“Be fruitful and multiply and fill the earth” (Genesis 9:1). These words should seem familiar. Very familiar. Here in Genesis 9, God speaks them to Noah and his sons, but He issued the same commands to Adam and Eve in Genesis 1:28. Now that the waters of the great flood have receded, life is going to start again. It’s a new beginning. A new creation, so to speak. And so, God gives the new first family their marching orders, just the same as before.
What follows in this passage is nothing short of heartbreaking. Noah tends a garden, as Adam did before him, but this garden is a vineyard, and Noah gets drunk on the wine it produces. Then, one of Noah’s sons does something so horrific, we’re not entirely sure what it is. The Bible simply tells us Ham “saw his father naked” (Genesis 9:22).
It may be that Ham wanted to multiply the shame of his father, since he went and “told his two brothers.” Or it could be that “saw his father naked” is a euphemism for an indecent sexual act committed by Ham against his father. One more possibility is that Noah’s “nakedness” is a reference to Noah’s wife (who is unnamed in the text). There’s biblical evidence for this sort of language. A more literal reading of Leviticus 18:7 uses a husband’s “nakedness” to refer to his wife’s exposed body, rather than his own. She belongs to him, just as he belongs to her (see Genesis 2:23). In this scenario, Ham committed an indecent sexual act with his own mother while Noah was inebriated and unable to stop him. He would have done this in order to usurp his father as leader of the family. But regardless of which understanding is correct, the headline is the same: humanity had been given a fresh start, only to squander it in sin.
What I find amazing when I read this passage is not the depths of human depravity. (I live my own brand each and every day.) Rather, it’s that God knew this would happen. He knew it before the rain stopped falling from the sky and the ark came to rest in Ararat. He knew it before He told Noah to build a boat in the first place. He knew it before Adam and Even had first invited sin into the world. He even knew it before time began.

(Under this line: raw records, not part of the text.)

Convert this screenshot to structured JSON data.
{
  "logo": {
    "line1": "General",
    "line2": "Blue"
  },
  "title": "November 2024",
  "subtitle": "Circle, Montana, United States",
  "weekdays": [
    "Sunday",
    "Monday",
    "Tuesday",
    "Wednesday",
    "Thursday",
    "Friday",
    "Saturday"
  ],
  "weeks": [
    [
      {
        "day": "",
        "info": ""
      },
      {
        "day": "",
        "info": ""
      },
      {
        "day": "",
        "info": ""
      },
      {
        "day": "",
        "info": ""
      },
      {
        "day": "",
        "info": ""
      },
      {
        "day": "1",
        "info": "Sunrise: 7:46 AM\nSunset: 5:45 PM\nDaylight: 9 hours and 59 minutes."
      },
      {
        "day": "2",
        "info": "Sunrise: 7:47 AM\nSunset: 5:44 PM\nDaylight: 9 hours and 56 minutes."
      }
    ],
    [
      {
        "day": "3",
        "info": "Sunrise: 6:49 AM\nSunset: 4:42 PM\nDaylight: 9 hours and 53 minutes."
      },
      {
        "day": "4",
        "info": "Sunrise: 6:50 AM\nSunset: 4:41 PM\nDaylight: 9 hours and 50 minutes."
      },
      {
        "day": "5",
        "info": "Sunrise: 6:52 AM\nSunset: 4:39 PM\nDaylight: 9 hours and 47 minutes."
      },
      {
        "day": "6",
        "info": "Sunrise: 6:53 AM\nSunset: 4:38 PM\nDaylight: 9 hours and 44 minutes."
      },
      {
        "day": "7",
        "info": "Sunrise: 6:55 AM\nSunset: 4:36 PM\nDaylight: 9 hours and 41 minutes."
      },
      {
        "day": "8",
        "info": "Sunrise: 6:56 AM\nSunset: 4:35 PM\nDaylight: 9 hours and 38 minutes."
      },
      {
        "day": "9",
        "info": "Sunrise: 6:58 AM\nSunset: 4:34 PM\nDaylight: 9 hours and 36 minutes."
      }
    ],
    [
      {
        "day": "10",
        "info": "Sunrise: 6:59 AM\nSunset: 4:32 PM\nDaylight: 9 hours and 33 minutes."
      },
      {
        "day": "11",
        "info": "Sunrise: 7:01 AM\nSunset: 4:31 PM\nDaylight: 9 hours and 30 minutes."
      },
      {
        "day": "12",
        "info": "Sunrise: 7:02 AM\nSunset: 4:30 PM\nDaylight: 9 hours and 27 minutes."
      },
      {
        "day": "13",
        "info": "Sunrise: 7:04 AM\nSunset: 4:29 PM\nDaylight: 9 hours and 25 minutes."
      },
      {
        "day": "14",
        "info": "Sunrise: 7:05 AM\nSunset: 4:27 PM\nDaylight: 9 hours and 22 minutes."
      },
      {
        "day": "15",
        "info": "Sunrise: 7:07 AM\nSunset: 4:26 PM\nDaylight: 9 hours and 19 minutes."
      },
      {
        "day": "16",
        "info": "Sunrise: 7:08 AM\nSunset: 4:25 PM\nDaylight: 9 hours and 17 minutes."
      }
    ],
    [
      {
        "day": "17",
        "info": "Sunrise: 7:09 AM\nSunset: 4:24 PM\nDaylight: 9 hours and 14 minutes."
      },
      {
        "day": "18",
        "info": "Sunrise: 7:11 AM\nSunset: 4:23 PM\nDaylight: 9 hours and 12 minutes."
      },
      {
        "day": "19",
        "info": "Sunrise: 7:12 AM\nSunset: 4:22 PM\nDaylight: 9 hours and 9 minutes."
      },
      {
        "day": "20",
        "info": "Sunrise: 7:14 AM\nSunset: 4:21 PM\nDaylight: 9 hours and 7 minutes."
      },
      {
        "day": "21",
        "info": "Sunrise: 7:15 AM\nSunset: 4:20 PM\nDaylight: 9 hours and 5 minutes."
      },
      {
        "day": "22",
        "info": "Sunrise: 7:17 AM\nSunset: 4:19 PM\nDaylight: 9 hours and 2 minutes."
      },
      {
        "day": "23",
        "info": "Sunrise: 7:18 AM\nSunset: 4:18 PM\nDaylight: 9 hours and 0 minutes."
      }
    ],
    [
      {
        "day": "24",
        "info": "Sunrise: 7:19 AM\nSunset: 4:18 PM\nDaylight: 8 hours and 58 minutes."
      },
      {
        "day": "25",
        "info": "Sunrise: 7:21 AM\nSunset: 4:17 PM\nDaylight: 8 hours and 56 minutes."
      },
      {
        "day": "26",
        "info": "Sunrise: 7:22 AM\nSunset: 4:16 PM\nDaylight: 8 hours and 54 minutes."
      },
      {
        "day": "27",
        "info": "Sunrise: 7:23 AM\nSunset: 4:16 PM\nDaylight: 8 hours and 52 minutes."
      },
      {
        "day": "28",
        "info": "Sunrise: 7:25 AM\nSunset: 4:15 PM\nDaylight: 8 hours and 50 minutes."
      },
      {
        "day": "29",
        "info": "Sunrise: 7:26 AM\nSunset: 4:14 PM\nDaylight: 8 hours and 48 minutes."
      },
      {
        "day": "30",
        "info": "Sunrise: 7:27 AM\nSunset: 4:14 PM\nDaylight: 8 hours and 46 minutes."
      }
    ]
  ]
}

Yet, God carved a path of salvation for humanity all the same—for Adam and Eve, Noah and Ham, and all of us who are like them in more ways than we’d like to remember.
In his memoir All Is Grace, the late Brennan Manning wrote, “God loves you unconditionally, as you are and not as you should be, because nobody is as they should be.” If we really believed God loved us like this—the way He has shown us countless times in Scripture and in our lives—the world would be a much different place, don’t you think? We might actually start to behave as we “should be” in response to God’s love, rather than as a misguided mechanism to earn it. We might all become a lot more like Jesus. And so, as we read this dark passage about grotesque sin being committed in the shadow of the world’s first second chance, the question before all of us is this: Do you believe God loves you? How you answer makes all the difference in the world.
Written by John Greco